Along with hard work, discipline and the right daily habits, there's something else which is essential for getting ahead in business and life: relationships. It's because the people who know you and appreciate your talents and expertise are the individuals who may become your mentors, clients, investors, partners or employees. But making and keeping connections with smart and influential people takes time and intention. That's according to Joe Polish, founder of the marketing and business groups Genius Network and GeniusX and someone who has worked with business leaders including Richard Branson, Arianna Huffington and Tim Ferriss. Here are several things he says you need to do if networking is a skill you want to get better at.

Focus on how you can help others

Connecting with people isn't going to happen on its own. You need to expend time, effort and at times, your money. And you need to do it without expecting anything in return. Polish credits this mindset with him now having a relationship with Richard Branson, a connection which has existed since Polish invested more than $250,000 into the non-profit foundation Virgin Unite, something he wanted to do regardless of whether or not anything came of it. "Life is not based on a quid-pro-quo relationship," he says. "You're not owed anything, but if you do get something, it's a byproduct of the value that you created first."

Get as close to in-person as possible

Technology has its place and electronic communications are certainly a way of making connections with people. But phone calls, video chats and in-person meetings are where real relationships are developed. This is an investment in time which does not happen overnight.

Demonstrate your appreciation for people by how you behave

Making people feel important is a big part of being in relationship with them. To do it, Polish suggests practicing "The Referability Habits," basic courtesies promoted by the entrepreneur coaching program Strategic Coach. They are:

  • Show up on time
  • Do what you say
  • Finish what you start
  • Say please and thank you

Regardless of your talent or intelligence, if you don't do those things, you won't be perceived as dependable, respectful or appreciative.

Always find a way to be useful, grateful and valuable

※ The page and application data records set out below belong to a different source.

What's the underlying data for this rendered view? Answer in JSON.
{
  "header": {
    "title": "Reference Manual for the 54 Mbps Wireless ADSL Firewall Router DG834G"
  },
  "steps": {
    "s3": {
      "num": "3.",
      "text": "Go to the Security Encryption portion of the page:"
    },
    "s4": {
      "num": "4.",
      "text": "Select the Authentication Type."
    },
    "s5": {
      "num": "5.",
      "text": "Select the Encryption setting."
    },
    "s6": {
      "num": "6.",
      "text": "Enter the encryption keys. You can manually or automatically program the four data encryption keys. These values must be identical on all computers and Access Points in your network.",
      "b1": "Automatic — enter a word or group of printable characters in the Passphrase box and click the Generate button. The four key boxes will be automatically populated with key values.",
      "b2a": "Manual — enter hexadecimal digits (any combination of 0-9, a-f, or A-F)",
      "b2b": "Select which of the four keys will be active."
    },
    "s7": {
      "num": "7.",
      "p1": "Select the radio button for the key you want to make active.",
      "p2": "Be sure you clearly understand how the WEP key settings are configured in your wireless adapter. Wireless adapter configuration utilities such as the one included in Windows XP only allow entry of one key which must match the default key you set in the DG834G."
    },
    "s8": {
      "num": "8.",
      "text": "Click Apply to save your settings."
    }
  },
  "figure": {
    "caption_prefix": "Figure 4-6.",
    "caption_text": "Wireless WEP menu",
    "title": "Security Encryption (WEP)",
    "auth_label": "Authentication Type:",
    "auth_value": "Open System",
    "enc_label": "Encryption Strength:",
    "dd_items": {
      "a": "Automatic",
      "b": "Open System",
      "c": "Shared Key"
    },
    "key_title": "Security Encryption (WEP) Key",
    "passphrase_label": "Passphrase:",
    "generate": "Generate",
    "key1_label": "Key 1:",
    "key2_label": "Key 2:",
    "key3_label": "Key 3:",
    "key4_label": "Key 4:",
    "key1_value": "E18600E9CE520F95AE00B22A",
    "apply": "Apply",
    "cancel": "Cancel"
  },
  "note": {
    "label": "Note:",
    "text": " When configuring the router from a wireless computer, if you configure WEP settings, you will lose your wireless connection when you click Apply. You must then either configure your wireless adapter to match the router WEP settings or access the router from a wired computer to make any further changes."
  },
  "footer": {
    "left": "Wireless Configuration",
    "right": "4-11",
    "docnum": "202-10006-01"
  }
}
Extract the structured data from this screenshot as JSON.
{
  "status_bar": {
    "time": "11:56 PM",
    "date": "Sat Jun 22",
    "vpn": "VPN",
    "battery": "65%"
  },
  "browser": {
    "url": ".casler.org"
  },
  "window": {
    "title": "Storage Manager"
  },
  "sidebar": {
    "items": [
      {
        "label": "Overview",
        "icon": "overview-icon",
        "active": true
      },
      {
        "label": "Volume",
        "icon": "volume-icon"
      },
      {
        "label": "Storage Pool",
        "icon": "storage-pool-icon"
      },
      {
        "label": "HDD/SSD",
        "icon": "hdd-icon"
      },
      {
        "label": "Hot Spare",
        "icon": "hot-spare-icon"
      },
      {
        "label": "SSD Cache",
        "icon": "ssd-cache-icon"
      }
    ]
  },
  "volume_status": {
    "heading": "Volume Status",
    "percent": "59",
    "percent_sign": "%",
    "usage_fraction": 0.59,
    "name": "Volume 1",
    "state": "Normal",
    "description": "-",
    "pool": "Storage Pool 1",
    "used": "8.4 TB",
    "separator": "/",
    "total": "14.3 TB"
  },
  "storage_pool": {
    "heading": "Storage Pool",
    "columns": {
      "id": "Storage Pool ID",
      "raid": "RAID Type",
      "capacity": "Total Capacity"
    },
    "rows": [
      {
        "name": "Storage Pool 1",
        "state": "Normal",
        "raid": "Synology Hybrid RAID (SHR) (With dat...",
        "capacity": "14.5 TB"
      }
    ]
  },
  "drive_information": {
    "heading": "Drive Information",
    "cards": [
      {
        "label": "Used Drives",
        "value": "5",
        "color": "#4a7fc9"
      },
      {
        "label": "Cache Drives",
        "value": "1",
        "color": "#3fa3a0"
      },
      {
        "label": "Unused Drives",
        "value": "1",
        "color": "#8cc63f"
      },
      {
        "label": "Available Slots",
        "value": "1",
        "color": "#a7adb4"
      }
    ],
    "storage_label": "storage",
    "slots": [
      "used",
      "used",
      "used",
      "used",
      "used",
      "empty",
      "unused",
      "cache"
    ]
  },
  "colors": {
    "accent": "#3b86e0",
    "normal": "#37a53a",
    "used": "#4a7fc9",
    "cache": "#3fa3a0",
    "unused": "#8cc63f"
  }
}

Polish transformed an unprofitable carpet cleaning business in the early 90s into a million-dollar training organization by reading books, newsletters and taking seminars and business courses to figure out how to succeed in business. He then used what he learned to advise others in the carpet cleaning and restoration industry and became a best-selling marketing program publisher, today doing consulting and hosting events featuring big names including Daymond John, Peter Diamandis, Tim Ferriss, Arianna Huffington, Tony Robbins, Richard Branson, Steve Forbes and John Mackey.

What have you learned which could help others not make the same mistakes you did? What skills do you have which you could employ to help someone else get ahead?

Be memorable and fun

"Don't be too formal and don't take yourself too seriously," he says. "If you're sitting across the table from someone and they crack a joke and you can't laugh with them, why would they want to hang out with you?"